The basic simplicity of this style is contrasted by the decorative handling of the trim on the porches and gables and brackets under the eaves. These homes were most popular around the turn of this century.
Popular throughout the 18th century, these homes have French doors and casement windows with exterior shutters. In the truest form of the style, the exterior walls have half-timber framing covered in stucco.
Both the floor plan and the facade of these homes are symmetrical. The front door is flanked by columns or pilasters, usually with a triangular pediment above. The style is most closely associated with the 1700s.
The decorative elements of these homes resemble a castle with the shape of the doors and windows echoing the pointed Gothic arch. The appearance of the exterior is unified by the extensive use of ornamental moldings. This style was common throughout most of the 19th century.
The front porch on the homes has non-fluted columns and is topped by a triangular pediment and continuous frieze. Elongated windows and a transom window over the front door are common stylistic elements of this type which originated in the early 1800s.
Most popular during the first half of the 20th century, these homes have very little exterior decoration and a flat roof. The walls are sheathed in stucco or plaster and the windows are even with the wall surface.
This style was originated around the turn of the 19th century. The most common decorative elements are a ceramic tiled roof, windows and doors accented by rounded arches, and covered porches with columns.
These ornamented multi-storied homes are generally associated with the second half of the 19th century. Large brackets support the overhanging eaves and decorative lintels are often over windows and doors. The facade is symmetrical, and towers are not uncommon in the larger examples.
Popular around the turn of this century, Mission style houses have broad expanses of stucco walls and a red tile roof. Rounded archways are supported by square pillars, and there are exposed rafters under the overhanging eaves.
Largely popular during the first half of the 20th century, the symmetrical facade is generally a two story porch with a pediment and large Ionic or Corinthian columns.
Simplicity and clean lines are the characteristic elements in this style which originated in the 1600s. These houses are usually two stories with a steep roof and little or no exterior ornamentation.
The horizontal emphasis is the most distinct characteristic of these houses popularized during the early 1900s and closely associated with Frank Lloyd Wright. The low roofs, deep overhangs, and casement windows serve to make these houses appear close to the ground.
Popular since the early 1900s, this style seems the quintessential example of the Southwestern home. The battered stucco walls are topped by a flat roof with projecting beams. The windows are set deeply into the walls and terraces are a common feature.
The variety of decorative elements is the most common trait in these homes popular during the turn of the 20th century. The variety extends to the types of windows, color, and exterior wall textures and materials.
These multi-story homes have mansard roofs and a variety of colors on the exterior. Dormer windows, exterior ornamentation, and rounded doors are common in this style popular during the late 1800s.

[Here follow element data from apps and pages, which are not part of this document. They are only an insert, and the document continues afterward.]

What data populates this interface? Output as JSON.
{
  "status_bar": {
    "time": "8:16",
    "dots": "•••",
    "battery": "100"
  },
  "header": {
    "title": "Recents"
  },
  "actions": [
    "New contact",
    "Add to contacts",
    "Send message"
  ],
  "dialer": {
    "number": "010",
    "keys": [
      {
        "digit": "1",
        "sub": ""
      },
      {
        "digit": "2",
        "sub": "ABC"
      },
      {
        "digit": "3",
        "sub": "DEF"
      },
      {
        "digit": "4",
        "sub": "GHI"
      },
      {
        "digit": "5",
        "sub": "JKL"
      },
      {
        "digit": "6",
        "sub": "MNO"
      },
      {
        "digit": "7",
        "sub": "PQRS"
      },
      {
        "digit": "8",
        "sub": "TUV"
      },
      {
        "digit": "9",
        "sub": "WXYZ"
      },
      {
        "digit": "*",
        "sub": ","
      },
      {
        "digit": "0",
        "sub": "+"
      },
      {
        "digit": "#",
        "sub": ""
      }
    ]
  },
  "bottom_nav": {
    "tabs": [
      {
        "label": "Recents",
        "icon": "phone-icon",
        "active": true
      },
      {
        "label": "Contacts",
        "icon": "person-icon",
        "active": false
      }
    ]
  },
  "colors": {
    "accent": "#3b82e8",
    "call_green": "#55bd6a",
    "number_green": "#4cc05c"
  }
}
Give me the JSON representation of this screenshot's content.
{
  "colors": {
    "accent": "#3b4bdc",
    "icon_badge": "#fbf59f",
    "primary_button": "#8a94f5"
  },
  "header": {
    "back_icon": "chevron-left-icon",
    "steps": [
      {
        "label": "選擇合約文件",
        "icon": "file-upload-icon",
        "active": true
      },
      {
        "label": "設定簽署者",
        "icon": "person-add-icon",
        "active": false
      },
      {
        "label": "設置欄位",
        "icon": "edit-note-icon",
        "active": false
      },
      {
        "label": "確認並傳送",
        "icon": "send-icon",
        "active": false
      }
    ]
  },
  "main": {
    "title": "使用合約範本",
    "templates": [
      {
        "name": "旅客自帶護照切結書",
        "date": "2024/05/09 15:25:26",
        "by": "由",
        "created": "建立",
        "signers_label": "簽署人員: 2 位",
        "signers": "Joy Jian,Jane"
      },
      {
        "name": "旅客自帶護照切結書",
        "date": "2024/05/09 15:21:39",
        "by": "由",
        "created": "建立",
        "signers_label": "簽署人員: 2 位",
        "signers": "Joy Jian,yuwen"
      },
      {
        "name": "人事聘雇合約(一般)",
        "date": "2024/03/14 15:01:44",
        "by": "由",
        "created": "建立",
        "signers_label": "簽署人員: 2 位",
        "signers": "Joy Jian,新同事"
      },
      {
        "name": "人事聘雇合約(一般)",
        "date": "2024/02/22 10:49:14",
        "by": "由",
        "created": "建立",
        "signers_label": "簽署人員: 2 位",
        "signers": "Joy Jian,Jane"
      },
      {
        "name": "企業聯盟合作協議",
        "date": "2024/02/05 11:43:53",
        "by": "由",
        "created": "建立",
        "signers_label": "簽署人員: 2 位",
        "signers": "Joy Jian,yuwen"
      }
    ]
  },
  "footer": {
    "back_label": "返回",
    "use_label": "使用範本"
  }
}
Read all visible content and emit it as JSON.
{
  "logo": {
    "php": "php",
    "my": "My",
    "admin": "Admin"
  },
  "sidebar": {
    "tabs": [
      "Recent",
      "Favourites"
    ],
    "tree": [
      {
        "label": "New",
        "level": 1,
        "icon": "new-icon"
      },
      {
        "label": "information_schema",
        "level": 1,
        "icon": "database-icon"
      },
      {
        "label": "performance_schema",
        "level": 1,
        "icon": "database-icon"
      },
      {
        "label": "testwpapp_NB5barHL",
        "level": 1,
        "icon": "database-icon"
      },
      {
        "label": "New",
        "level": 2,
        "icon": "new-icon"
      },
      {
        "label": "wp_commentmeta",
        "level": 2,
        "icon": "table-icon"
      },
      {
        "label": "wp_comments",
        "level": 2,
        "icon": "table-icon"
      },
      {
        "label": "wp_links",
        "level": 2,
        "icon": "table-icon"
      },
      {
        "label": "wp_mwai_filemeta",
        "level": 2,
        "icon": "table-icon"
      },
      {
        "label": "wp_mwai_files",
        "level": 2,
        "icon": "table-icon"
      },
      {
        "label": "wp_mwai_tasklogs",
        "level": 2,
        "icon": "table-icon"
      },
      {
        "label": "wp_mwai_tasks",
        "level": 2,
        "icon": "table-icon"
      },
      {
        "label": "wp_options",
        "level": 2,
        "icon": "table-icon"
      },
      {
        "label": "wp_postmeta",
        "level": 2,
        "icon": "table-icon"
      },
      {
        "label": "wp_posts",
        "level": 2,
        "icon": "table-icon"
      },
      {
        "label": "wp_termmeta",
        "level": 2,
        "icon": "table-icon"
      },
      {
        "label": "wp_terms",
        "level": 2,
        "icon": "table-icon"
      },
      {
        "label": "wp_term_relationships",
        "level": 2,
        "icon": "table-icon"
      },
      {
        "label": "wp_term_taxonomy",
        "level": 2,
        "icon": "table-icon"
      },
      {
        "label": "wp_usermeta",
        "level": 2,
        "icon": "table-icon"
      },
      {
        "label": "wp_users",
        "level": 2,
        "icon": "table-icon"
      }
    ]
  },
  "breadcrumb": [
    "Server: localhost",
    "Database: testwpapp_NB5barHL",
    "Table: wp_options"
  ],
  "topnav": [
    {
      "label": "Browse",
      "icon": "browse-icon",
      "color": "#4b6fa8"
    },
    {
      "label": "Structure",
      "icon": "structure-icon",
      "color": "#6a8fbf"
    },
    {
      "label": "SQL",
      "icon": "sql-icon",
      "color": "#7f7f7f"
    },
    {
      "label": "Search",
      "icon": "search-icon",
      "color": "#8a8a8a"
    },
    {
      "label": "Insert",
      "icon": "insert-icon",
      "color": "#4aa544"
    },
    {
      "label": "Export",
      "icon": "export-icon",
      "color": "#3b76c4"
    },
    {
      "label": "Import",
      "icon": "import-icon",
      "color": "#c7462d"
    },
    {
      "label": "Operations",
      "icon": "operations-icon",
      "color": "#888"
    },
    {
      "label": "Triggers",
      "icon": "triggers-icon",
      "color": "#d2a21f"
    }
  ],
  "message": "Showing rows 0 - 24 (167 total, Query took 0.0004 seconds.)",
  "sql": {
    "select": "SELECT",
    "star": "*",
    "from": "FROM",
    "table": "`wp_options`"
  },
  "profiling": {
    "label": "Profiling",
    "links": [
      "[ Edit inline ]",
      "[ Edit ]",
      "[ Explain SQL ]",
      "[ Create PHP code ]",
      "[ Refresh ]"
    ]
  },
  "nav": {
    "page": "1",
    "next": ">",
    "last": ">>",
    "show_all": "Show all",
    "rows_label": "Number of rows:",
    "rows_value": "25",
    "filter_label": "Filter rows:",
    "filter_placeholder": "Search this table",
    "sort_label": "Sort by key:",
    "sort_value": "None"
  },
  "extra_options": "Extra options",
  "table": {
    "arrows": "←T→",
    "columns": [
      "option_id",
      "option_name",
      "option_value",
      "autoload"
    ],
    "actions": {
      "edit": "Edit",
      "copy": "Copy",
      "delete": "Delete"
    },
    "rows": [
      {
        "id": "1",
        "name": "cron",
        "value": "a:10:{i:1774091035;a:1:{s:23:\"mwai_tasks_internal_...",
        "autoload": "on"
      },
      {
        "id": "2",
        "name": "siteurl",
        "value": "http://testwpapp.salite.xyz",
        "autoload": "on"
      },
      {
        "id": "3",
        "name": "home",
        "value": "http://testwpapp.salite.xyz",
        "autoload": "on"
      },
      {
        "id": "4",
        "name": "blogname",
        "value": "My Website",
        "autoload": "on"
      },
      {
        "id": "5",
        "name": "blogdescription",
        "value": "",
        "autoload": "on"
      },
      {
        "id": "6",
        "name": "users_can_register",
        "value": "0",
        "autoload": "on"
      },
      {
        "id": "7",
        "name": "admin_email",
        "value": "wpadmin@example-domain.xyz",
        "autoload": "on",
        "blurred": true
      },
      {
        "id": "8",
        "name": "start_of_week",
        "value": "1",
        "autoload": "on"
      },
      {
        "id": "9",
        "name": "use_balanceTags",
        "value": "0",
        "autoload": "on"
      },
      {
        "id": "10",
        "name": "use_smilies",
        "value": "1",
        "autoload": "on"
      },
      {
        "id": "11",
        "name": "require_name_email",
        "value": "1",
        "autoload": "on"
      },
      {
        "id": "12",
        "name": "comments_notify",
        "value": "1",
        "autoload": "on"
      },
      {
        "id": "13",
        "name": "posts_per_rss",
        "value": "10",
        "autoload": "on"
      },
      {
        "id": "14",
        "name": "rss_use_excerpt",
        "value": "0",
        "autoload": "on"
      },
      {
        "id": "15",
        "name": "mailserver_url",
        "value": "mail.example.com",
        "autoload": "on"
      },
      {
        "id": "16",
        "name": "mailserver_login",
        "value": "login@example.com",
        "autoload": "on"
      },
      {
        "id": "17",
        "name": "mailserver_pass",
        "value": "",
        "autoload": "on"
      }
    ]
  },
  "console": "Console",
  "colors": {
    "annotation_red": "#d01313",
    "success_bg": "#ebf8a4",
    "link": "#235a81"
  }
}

This style originated around the turn of this century and is characterized by a covering of shingles on the exterior walls. Gable roofs and dormer windows are common.
Brick sheathing is common in this style which originated in the 1600s. The roof is generally quite steep and gabled. Classical decorative elements, such as cornices, often grace the exterior.
Associated with the Southwest, this style maintained its popularity from the 1600s through the end of the 1800s. The houses are typically one story with a flat roof and stucco walls. Verandahs and patios are common features.
Multi-paned windows and steep gabled roofs are the most recognizable elements in these houses popularized in the first half of the 20th century. Half-timbering and tall chimneys are often used as exterior decoration.